The Freeney situation has been bugging me all week. Not just because I want him to be healthy, but because there are certain aspects of it that just don't add up. That's why I'm so thankful for this email from reader Dr. Ben. I'm glad to know that a professional is just as confused as I am. This is what Dr. Ben says about the injury:
So you know where I'm coming from, I am a physical therapist who just graduated with my doctorate in PT this past summer (from the University of Indianapolis) and currently work in the workman's comp arena. That is to say, I do NOT work in sports medicine. However, as both are under the umbrella of outpatient, orthopedic medicine, it's a similar injury set (with patients that are far less in shape!)
What I can tell you is that this all seems a little...off to me. I saw the injury in person and later watched the replay, thinking very little of it. Freeney walked off under his own power-rather casually. No one walks off with a grade three ankle sprain when the consequences of said injury are decreased stability of the ankle.
70-80 percent of ankle sprains are to the Anterior TaloFibular Ligament or the CalcaneoFibular Ligament or both. Freeney's was probably the ATFL, judging by the replay. These ligs both guard against rolling the right ankle with cutting to the left. Obviously crucial to Freeney's game.
With muscular injuries, there are always more surrounding muscle fiber to "pick up the slack." You can mask the pain or play through it, often without significant drop off in production.
Ligamentous injuries are different. Stability is the casualty. without stability there is more motion which screws up timing, speed and confidence...even when taped and with pain shots. The brain knows something is not right.
There is divergent opinion/protocol for this ruptured lig: surgical and conservative (non-surgical). Studies show that conservative treatment is no different in long-term stability but allows earlier return to function with less residual (long-term) pain/swelling. Obviously conservative course of action being taken as early surgery has the best outcome for the surgical option.
Conservative protocol includes crutches for first few days (mild ankle sprains) up to first two weeks (severe ankle sprains). Return to activity is achieved gradually due to the nature of the healing process: maturation of the collagen cells that restore integrity to the ligament takes weeks to months to complete. In this time, the lig is more susceptible to re-injury in its weakened state. And this is not to mention regaining other crucial factors as well, such as proprioception.
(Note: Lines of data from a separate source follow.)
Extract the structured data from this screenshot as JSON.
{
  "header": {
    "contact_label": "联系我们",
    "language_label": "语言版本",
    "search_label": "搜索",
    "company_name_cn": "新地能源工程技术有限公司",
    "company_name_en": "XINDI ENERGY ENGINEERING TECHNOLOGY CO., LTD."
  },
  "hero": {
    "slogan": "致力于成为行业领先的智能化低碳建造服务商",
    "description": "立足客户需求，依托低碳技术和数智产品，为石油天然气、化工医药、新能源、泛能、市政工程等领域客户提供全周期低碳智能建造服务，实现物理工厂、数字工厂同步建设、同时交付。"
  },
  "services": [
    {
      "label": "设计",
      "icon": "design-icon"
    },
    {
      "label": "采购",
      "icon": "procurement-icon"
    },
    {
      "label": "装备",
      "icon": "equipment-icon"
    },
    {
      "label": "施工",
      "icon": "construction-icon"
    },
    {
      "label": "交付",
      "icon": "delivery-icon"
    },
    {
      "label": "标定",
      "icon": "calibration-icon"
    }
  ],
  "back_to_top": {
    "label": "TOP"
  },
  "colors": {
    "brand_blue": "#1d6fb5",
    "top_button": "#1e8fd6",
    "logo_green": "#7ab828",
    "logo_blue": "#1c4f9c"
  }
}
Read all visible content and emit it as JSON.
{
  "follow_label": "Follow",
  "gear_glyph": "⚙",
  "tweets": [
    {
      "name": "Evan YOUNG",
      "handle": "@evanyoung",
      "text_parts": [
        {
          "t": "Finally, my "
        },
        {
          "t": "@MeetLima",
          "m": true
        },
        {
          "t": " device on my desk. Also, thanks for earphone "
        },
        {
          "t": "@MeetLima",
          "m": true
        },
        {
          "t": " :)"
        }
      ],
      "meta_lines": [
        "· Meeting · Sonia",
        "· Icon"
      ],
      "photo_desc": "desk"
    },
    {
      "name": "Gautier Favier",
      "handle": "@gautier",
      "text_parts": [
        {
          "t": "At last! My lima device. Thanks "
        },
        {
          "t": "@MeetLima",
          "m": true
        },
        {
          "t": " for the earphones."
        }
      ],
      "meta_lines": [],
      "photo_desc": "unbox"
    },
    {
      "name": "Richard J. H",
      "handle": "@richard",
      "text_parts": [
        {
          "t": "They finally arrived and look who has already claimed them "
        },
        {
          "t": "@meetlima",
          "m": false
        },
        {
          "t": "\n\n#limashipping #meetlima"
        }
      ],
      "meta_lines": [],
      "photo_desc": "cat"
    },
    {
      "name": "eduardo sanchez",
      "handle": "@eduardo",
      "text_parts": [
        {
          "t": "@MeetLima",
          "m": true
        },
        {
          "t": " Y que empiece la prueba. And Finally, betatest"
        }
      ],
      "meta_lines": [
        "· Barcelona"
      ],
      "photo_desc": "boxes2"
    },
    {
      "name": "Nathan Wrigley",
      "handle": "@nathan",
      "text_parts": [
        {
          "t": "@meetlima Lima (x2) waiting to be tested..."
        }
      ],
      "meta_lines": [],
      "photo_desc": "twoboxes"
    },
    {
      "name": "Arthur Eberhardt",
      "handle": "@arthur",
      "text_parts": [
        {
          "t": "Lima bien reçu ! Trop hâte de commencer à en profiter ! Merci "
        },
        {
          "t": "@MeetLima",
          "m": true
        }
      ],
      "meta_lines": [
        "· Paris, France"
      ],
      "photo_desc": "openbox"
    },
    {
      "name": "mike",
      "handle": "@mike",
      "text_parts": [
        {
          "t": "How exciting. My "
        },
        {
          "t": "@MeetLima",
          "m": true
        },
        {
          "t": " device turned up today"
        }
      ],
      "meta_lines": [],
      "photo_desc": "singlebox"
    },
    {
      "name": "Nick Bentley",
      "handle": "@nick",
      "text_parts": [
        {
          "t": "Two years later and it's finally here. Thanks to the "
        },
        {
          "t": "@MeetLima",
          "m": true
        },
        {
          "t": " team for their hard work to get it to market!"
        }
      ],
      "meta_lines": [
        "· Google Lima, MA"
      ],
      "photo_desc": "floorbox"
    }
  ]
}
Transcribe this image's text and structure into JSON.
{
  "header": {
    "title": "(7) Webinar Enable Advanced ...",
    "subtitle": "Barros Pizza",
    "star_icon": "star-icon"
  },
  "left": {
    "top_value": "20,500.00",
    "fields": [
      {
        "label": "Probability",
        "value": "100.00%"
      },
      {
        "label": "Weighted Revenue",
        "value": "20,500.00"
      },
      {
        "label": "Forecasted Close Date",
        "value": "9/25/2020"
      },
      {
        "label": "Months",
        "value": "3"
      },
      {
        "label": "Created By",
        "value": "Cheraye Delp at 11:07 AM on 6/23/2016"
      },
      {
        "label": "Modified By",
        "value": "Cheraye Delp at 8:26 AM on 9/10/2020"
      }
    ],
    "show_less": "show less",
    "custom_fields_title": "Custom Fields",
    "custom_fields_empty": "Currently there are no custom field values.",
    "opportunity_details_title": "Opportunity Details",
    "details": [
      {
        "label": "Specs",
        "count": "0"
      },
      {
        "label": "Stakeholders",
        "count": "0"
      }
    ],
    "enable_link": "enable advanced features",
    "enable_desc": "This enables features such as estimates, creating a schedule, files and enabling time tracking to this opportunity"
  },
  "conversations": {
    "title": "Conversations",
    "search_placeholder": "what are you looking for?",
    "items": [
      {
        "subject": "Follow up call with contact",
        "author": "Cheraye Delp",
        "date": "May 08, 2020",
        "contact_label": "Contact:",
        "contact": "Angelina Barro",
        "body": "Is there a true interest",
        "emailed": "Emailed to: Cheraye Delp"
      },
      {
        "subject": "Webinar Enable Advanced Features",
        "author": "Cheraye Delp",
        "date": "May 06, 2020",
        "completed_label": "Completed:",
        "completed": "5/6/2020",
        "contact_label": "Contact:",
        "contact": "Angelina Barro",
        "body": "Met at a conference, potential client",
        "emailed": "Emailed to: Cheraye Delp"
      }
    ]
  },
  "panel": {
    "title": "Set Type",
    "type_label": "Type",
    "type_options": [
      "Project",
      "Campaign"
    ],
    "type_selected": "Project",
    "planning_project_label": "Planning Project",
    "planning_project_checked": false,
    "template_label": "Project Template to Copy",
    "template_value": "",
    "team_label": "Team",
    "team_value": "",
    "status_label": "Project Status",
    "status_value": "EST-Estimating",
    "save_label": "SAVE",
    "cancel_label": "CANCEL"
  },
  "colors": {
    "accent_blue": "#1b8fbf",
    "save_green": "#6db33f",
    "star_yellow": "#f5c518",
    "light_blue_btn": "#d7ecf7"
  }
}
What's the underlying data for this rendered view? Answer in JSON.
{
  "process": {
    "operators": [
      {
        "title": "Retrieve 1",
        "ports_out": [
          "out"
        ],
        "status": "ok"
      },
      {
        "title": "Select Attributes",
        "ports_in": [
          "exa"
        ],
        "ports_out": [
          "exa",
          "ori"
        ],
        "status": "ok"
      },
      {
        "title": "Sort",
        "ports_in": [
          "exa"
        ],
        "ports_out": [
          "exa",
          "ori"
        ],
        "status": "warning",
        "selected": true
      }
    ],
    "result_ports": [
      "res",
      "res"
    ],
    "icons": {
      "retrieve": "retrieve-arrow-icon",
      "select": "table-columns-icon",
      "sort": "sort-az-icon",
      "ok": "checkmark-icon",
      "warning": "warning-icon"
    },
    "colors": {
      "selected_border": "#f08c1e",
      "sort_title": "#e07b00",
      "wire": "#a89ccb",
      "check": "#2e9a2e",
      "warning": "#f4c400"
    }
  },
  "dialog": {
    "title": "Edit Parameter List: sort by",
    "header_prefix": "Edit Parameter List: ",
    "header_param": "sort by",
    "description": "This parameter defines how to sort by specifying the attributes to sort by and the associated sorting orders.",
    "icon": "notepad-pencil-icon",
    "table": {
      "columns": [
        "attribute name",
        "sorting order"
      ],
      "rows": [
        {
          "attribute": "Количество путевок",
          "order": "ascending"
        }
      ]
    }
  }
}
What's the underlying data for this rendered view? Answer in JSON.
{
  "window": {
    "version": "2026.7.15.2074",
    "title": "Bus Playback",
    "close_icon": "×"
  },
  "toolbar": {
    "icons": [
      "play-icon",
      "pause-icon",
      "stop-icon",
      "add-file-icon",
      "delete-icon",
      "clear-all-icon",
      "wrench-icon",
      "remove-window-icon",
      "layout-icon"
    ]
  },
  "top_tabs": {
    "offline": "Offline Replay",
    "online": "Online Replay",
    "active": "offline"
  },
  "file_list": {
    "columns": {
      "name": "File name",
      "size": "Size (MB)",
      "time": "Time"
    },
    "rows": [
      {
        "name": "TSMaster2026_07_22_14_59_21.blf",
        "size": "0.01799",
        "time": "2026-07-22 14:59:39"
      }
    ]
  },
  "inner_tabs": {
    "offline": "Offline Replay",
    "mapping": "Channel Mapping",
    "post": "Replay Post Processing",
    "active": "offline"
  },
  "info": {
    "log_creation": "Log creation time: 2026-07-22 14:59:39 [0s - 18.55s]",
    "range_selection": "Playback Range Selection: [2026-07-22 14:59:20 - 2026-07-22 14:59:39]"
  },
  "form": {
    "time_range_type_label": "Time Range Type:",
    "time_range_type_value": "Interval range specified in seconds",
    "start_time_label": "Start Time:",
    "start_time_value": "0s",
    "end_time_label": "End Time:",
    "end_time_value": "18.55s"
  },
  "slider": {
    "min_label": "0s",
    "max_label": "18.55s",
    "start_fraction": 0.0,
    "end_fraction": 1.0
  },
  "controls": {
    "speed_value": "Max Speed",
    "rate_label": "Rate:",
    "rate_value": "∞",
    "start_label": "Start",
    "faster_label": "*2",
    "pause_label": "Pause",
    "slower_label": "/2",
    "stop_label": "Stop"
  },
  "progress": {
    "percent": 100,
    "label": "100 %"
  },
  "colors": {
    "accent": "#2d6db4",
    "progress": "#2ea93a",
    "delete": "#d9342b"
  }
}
A lot is made of Freeney's history of fast healing and the 24 hr care he is receiving. Also Methodist Sports Medicine has advanced protocols that are much more aggressive than those used in the "typical" patient. However, you can only speed up a process (that takes several weeks to months) by so much without risking re-injury (or potentially, a career)--not to mention how ineffective one would be in the process of playing too early with such an injury.
That is why this does not make sense to me. Different types of injuries heal at different rates and I do not see how one (or a whole medical staff with hyperbaric chambers etc...) could speed up this injury- as serious as it is being reported.
My guess is that an initial manual test of ligamentous integrity was performed on the sideline, indicating a grade III sprain (perhaps even influenced by residual laxity of lig from previous ankle sprain) and the Colts ran with it, knowing full well (or not wanting to know) that it was not accurate.
This fits with Freeney's appearance at the time of injury and his demeanor in the interview you posted but not with the Colts MO, historically speaking. The Colts are guarded about information but not misleading (or deceitful at worst). Furthermore, the Saints organization has people even more watchful and experienced than me that must be watching and would see this as well. So what gives?
It is either being overstated, or Freeney is Wolverine.
All of this is to say that all the reports do not jive with what I've seen and experienced from my perspective as a physical therapist. I think there is something a little fishy about the whole thing.
There is information about schools online at Guide to Online Schools for people who are interested in careers in the medical field, and possibly interested in sports medicine or physical therapy, like Dr. Ben. I'm optimistic based on what I know and saw...but then again, I've been wrong before. I'm still eating crow on McGwire.